# WORK ORDER
In the entries below, count every line with the string "Explorer". State the count and nothing else.
::: DATA SECTION :::
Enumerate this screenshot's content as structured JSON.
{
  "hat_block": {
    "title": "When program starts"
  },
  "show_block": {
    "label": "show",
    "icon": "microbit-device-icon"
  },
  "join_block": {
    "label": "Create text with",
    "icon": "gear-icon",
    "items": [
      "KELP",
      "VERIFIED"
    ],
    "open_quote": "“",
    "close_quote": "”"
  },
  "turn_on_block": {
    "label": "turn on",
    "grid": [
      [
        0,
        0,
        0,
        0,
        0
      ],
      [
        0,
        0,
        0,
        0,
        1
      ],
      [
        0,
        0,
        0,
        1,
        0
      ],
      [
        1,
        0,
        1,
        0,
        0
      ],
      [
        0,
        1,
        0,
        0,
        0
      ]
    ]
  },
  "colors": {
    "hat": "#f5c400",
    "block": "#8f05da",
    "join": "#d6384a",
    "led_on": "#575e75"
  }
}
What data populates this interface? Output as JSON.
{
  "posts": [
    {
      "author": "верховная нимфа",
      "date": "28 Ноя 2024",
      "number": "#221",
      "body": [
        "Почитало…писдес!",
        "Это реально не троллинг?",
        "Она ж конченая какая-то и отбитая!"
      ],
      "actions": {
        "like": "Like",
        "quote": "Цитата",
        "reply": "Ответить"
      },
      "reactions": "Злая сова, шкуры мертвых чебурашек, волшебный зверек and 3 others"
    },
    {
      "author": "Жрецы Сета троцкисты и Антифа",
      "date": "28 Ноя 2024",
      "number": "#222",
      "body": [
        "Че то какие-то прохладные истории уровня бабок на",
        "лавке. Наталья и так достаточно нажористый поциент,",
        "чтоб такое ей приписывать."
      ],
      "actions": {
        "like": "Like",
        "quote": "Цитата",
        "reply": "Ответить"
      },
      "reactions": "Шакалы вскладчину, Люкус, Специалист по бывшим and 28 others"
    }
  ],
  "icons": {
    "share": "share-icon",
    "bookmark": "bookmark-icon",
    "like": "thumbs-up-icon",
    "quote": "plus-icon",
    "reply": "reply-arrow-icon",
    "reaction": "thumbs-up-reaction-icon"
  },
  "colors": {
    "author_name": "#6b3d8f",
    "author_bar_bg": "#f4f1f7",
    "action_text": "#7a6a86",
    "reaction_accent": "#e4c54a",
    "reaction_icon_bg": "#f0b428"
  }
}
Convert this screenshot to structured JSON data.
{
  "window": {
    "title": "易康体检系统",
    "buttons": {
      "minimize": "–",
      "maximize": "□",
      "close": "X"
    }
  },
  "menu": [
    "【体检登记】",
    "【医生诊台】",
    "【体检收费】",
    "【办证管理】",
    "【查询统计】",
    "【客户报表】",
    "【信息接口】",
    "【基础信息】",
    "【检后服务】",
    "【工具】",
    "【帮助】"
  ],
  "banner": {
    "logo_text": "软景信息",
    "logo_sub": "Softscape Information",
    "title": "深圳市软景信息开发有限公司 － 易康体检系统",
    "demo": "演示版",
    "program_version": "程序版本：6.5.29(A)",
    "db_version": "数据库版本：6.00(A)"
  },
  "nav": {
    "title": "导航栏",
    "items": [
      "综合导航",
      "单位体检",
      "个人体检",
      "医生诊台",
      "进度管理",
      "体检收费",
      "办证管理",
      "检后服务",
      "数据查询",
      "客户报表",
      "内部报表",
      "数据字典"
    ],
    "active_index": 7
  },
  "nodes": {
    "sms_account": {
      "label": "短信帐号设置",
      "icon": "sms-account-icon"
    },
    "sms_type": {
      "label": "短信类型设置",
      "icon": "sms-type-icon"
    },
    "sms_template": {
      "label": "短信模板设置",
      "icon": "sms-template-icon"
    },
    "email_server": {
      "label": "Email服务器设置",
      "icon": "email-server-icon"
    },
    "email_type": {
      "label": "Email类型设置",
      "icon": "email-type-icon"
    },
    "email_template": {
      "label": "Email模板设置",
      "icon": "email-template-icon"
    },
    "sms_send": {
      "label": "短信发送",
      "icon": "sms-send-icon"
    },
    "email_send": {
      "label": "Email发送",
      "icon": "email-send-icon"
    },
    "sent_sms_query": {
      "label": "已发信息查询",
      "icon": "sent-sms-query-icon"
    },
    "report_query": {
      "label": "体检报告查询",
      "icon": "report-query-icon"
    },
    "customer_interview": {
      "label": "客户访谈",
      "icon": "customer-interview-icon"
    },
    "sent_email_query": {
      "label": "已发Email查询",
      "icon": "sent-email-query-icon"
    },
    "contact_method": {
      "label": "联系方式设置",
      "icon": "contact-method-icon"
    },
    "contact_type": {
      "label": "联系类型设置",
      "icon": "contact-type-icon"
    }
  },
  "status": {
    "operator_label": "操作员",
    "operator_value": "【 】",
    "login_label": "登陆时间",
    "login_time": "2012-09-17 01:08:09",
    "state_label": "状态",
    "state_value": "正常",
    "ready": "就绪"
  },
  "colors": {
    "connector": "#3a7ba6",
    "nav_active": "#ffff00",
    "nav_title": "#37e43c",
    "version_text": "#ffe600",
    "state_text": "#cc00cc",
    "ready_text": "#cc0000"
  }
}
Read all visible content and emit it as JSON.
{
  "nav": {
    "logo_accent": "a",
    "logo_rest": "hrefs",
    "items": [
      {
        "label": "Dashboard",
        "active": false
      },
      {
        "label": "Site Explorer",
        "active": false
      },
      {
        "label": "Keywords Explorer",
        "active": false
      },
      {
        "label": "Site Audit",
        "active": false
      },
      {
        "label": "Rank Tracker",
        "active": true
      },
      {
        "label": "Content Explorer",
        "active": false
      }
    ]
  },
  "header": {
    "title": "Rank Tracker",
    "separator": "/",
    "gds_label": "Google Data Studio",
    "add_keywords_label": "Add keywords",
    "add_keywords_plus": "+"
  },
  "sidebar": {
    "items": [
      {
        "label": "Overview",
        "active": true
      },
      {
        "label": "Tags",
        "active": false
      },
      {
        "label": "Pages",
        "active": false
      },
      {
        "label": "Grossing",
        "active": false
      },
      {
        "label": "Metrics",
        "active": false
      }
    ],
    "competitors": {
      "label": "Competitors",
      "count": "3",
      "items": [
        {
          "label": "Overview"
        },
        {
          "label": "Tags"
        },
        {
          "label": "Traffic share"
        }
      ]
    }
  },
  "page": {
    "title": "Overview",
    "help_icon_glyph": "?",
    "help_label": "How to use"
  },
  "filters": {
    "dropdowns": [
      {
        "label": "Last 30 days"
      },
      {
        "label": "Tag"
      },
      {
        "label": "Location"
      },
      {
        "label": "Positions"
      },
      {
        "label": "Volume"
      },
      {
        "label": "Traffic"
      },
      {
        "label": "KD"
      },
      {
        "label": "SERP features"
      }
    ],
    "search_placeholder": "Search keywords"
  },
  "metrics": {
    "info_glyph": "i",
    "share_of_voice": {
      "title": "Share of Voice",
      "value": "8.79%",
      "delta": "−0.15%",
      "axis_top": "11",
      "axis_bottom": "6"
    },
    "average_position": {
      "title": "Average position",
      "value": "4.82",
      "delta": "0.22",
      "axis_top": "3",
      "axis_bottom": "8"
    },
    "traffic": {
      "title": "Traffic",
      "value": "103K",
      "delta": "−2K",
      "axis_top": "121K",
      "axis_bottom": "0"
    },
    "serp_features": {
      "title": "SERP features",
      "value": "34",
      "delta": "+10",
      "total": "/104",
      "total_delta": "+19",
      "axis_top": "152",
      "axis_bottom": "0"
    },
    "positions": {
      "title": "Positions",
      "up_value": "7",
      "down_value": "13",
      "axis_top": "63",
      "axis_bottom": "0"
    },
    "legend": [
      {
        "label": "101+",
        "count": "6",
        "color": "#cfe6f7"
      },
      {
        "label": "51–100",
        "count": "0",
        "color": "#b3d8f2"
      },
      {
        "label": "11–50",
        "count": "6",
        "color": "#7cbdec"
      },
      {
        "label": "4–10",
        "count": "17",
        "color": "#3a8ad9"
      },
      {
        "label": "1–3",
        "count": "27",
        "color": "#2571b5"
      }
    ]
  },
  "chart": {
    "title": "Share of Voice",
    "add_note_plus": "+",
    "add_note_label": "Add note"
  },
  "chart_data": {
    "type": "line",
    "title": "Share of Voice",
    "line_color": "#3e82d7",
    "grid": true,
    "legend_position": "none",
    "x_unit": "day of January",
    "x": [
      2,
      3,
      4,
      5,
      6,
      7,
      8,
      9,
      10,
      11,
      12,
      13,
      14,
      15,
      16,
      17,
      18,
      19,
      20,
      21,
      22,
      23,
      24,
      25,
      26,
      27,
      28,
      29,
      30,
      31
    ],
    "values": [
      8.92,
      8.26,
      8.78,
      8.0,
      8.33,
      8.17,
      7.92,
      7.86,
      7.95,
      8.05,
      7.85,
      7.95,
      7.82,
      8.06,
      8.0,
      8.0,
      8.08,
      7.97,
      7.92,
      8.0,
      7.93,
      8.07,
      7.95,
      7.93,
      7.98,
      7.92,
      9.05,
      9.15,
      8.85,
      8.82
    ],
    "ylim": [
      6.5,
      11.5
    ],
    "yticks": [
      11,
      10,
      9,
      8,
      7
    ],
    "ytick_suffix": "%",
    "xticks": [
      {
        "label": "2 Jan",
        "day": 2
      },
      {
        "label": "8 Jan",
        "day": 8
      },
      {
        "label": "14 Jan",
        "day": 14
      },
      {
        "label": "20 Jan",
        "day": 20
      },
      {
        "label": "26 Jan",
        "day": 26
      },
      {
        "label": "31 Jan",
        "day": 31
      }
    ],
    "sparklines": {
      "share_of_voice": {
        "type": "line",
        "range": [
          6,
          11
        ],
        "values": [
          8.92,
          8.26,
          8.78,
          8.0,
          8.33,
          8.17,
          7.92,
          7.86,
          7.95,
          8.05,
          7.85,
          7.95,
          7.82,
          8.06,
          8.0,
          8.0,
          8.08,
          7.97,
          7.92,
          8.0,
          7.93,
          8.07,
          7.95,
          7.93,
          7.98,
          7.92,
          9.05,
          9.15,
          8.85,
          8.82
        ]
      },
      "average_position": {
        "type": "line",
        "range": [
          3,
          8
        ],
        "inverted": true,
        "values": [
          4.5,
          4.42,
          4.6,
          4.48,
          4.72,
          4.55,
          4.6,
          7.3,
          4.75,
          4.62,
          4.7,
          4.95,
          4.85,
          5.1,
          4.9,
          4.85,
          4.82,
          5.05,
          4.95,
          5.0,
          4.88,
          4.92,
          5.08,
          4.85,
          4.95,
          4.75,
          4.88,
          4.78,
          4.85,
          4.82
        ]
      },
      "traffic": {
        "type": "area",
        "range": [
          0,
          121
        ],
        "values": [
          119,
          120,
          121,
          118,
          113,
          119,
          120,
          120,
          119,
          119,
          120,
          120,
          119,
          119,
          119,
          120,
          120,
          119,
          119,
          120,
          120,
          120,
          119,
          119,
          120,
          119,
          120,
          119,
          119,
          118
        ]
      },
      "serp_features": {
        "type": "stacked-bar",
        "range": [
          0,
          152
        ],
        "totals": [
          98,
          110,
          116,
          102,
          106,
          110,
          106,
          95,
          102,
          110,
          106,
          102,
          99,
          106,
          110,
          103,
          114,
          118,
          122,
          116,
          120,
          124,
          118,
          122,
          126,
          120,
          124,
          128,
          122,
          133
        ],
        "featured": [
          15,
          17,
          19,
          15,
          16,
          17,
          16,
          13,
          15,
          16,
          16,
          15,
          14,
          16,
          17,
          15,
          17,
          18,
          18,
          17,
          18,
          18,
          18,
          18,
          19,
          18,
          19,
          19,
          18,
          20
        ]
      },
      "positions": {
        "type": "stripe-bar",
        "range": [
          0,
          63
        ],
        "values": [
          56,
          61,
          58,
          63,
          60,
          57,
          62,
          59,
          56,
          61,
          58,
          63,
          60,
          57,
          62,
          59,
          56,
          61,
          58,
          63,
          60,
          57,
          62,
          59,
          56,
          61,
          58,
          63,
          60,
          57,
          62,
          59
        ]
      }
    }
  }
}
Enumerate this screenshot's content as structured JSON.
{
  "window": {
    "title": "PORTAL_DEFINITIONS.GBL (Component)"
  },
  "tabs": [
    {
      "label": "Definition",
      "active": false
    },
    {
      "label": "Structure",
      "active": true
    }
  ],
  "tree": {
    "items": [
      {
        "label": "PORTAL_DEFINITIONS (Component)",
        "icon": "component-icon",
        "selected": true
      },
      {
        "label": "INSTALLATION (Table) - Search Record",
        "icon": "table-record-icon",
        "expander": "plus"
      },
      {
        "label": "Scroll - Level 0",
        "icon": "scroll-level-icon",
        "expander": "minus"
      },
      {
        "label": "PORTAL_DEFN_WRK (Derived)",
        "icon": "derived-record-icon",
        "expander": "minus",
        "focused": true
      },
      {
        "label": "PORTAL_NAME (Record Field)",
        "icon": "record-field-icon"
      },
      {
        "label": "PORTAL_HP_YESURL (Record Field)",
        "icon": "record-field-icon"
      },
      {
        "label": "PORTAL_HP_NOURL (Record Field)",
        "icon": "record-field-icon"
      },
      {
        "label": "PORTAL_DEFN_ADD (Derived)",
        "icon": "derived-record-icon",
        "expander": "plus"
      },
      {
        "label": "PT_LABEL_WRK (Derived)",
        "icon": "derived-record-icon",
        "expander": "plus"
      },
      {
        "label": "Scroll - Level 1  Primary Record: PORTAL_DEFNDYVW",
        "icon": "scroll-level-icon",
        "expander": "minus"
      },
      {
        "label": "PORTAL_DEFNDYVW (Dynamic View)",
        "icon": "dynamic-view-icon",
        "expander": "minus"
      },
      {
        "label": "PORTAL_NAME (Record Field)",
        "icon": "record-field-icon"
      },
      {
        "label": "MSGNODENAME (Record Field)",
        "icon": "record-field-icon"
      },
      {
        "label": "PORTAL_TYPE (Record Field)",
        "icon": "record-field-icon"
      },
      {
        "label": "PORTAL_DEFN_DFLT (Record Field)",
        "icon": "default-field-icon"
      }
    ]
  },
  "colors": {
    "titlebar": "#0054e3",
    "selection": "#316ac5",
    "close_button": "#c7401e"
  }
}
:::
# ANSWER TO THIS TASK
3